That scene is the one blight—and an unnecessary one at that—in an otherwise smart thematic episode. But what would season three of The 100 be without at least one of these scenes every episode?
Polis storyline aside, the Arkadia and Rebellion storylines conclude with victories for the Delinquents. Kane and Octavia take Bellamy to trade as a hostage when retrieving Monty from the dropship, in case it's a trap by Pike. It is—and Bellamy seemingly turns on Octavia and Kane to lead Pike to the Rebellion’s cave. Instead Bellamy leads Pike & co. to cross the blockade line, signaling the Grounder warriors, and in a moment of confusion grabs Pike’s gun to force him to not fight. The Grounders take Pike. Kane leaves with them to go meet the new Commander, but not before asking Bellamy, “Did you do this for your sister, or because it’s the right thing to do?”
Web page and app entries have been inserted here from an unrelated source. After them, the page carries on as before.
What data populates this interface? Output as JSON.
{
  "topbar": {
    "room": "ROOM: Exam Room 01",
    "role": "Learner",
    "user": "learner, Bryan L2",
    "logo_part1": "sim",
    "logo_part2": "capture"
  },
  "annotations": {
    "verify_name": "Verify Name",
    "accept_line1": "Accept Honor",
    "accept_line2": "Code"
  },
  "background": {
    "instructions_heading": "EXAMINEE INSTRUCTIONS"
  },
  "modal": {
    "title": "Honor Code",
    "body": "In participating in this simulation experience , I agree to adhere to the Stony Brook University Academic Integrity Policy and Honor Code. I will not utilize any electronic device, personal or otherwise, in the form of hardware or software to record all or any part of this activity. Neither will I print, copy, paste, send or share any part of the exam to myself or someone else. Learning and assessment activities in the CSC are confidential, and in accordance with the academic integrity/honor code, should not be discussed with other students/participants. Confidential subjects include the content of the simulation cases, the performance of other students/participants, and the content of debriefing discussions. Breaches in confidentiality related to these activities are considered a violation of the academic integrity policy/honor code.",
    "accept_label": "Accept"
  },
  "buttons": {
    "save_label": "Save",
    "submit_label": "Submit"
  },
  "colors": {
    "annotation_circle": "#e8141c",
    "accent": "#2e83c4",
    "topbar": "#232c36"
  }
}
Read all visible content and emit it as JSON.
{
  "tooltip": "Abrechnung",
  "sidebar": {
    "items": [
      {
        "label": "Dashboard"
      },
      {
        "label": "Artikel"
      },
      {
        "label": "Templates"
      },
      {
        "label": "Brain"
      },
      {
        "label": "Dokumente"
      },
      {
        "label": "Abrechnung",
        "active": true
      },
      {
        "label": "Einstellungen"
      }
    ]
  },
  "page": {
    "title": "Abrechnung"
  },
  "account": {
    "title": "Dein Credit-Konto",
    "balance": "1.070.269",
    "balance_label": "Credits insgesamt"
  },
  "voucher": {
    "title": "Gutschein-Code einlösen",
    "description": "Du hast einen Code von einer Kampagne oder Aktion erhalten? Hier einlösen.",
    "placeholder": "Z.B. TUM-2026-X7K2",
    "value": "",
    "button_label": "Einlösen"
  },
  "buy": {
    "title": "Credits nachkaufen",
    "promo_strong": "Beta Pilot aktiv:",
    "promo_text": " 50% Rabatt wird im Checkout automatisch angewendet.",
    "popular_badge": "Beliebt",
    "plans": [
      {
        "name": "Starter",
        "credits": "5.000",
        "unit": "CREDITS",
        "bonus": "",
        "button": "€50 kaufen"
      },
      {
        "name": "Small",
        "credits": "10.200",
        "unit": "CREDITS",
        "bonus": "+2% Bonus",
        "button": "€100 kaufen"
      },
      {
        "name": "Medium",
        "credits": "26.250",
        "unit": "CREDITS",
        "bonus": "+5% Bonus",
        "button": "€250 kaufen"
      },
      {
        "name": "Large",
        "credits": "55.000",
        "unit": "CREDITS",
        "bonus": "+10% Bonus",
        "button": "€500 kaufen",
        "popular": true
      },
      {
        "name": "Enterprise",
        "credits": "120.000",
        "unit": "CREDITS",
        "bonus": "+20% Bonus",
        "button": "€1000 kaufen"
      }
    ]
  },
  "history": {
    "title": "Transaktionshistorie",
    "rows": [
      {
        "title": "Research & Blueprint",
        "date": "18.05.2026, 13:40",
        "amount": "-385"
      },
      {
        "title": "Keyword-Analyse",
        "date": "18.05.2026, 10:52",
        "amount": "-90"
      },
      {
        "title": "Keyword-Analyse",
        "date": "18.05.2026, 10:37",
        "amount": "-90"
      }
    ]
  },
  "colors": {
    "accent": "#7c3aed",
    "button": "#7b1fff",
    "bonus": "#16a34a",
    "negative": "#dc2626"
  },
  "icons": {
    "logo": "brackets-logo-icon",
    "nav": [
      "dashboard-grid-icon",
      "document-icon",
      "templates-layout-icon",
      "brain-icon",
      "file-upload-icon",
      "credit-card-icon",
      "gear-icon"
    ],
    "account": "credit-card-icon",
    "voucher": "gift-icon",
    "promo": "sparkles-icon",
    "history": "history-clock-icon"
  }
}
Kane knows better than anyone what Bellamy is going through. As the person who ordered the Culling in season one, killing 320 people, Kane spent the rest of season one and season two trying to atone for his mistakes on the Ark. Kane knows he’s leaving for Polis, and doesn’t know for how long, but he won’t be there to guide Bellamy through this morass of guilt and self-hate. And only Kane can help him, because only Kane knows. The best he can do is start Bellamy questioning whether or not he actually knows the difference between doing anything to save Octavia/”his people” and true, systemic morality.
Jasper becomes the episode’s hero as he tranquilizes Raven, hauls her into the back of the Rover, then drives like hell for the gate. ALIE’s chip-zombie army activates, swarming to Arkadi's entrance. Jasper bursts through the electrified gate in a hail of sparks and gunfire when out of the gloom appears—
She gets in the car, clearly stunned, and they drive off into the foggy night. But not before she can see her mother, smiling placidly, at the front of the mob.
Fallen is a disturbing, horrific episode to watch, but still the most hopeful entry into season three to date. While the episode may be too intense for some, its exploration of trauma, anxiety, and consent are brought to life through exhilarating performances from a ridiculously talented cast.
This episode differs from the previous nine by ending with three developments that offer hope for the rest of the season. One, Jasper Jordan’s heroic turn, signaling that The 100’s narrative conclusion is that the best way to overcome grief and pain is to experience it. That even those among us who cry, who feel pain, who experience depression, are heroes. It’s a strong message to send in a season where most of our heroes are preoccupied with avoiding their trauma, whether that means taking a chip, running away from their problems at home, or following despots.
The second is that Clarke returns home, and her entry back into the narrative is poignant but also hilarious. When the Rover roars to life, and Clarke kicks the guard trying to snatch Raven out of the back, it is a fist-pumping moment.
And third, because we know that Clarke, Jasper, and Raven are going to the Delinquents, and the Delinquents are going to work together to save Raven. Even though episode eleven, Nevermore, is sure to be even more wrenching as the Delinquents face each other and their demons, at least they’ll be together.
Here, have a link to "The Raven" by Edgar Allen Poe, which joins the literary allusions this season that include The Iliad by Homer and Dante's Inferno. Is there any Balm of Gilead in The 100?